A 2003 agreement eased the requirements of the domestic market and allows developing countries to export to other countries where there is a national health problem as long as the exported medicines are not part of a trade or industrial policy.  Drugs exported under such a regime may be packaged or coloured differently to prevent them from harming the markets of industrialized countries. In addition to the basic intellectual property standards established by the TRIPS Agreement, many nations have engaged in bilateral agreements to introduce a higher level of protection. This collection of standards, known as TRIPS+ or TRIPS-Plus, can take many forms.  The general objectives of these agreements are as follows: the 2002 Doha Declaration confirmed that the TRIPS Agreement should not prevent Members from taking the necessary measures to protect public health. Despite this recognition, less developed countries have argued that flexible TRIPS provisions, such as compulsory licensing, are almost impossible to enforce. Less developed countries, in particular, cited their young domestic manufacturing and technology industries as evidence of the imprecision of the policy. Unlike other intellectual property agreements, TRIPS has an effective enforcement mechanism. States can be disciplined by the WTO dispute settlement mechanism. Malaysia is a party to the most well-known ip international agreement, including: since the entry into force of TRIPS, it has been the subject of criticism from developing countries, academics and non-governmental organizations. While some of this criticism is directed at the WTO in general, many proponents of trade liberalization also see TRIPS as bad policy.

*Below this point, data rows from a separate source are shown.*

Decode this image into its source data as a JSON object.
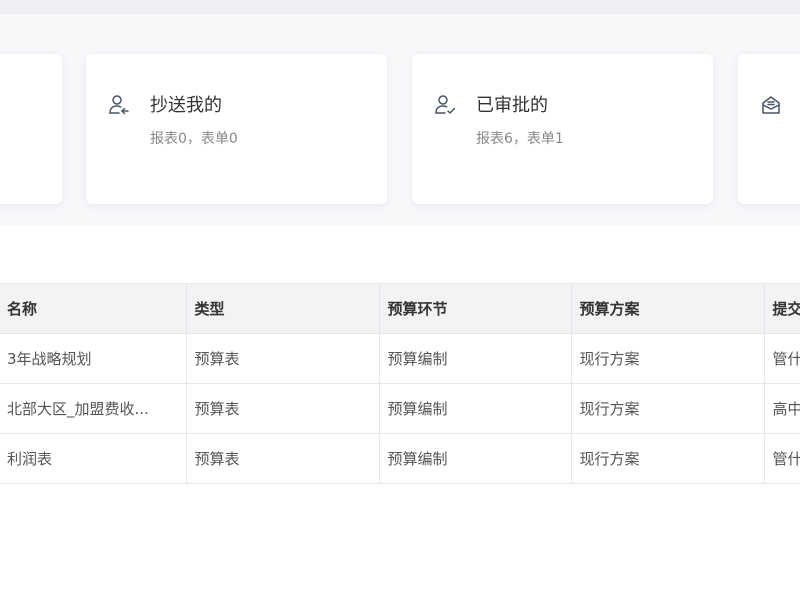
{
  "cards": [
    {
      "title": "",
      "subtitle": "",
      "icon": "partial-card"
    },
    {
      "title": "抄送我的",
      "subtitle": "报表0，表单0",
      "icon": "person-arrow-icon"
    },
    {
      "title": "已审批的",
      "subtitle": "报表6，表单1",
      "icon": "person-check-icon"
    },
    {
      "title": "",
      "subtitle": "",
      "icon": "inbox-icon"
    }
  ],
  "table": {
    "columns": [
      "名称",
      "类型",
      "预算环节",
      "预算方案",
      "提交"
    ],
    "rows": [
      [
        "3年战略规划",
        "预算表",
        "预算编制",
        "现行方案",
        "管什"
      ],
      [
        "北部大区_加盟费收...",
        "预算表",
        "预算编制",
        "现行方案",
        "高中"
      ],
      [
        "利润表",
        "预算表",
        "预算编制",
        "现行方案",
        "管什"
      ]
    ]
  },
  "colors": {
    "accent": "#4a6fa5",
    "header_bg": "#f2f3f5",
    "border": "#e4e6ea"
  }
}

The wealth concentration effects of TRIPS (the movement of money from people in developing countries to copyright and patent holders in developed countries) and the imposition of artificial shortages on citizens of countries that would otherwise have weaker intellectual property laws are common bases for such criticism. Other criticisms focused on TRIPS` failure to accelerate the flow of investment and technology to low-income countries, an advantage advanced by WTO members before the agreement was created. World Bank statements indicate that TRIPS has not been able to tangibly accelerate investment in low-income countries, although this has been done for middle-income countries.  The long periods of validity of patents under TRIPS have been examined to indicate that they excessively slow down market entry for generic drug substitutes and competition in the market. In particular, the illegality of preclinical studies or the filing of samples for approval until a patent expires has been held responsible for the growth of a few multinationals and not producers in developing countries. The Agreement on trade aspects of intellectual property rights (TRIPS) is an international agreement between all member states of the World Trade Organization (WTO). It establishes minimum standards for the regulation of different forms of intellectual property (IP) by national governments, as applied to nationals of other WTO member countries.  TRIPS was negotiated at the end of the Uruguay Round of the General Agreement on Tariffs and Trade (GATT) between 1989 and 1990 and is managed by the WTO. . . .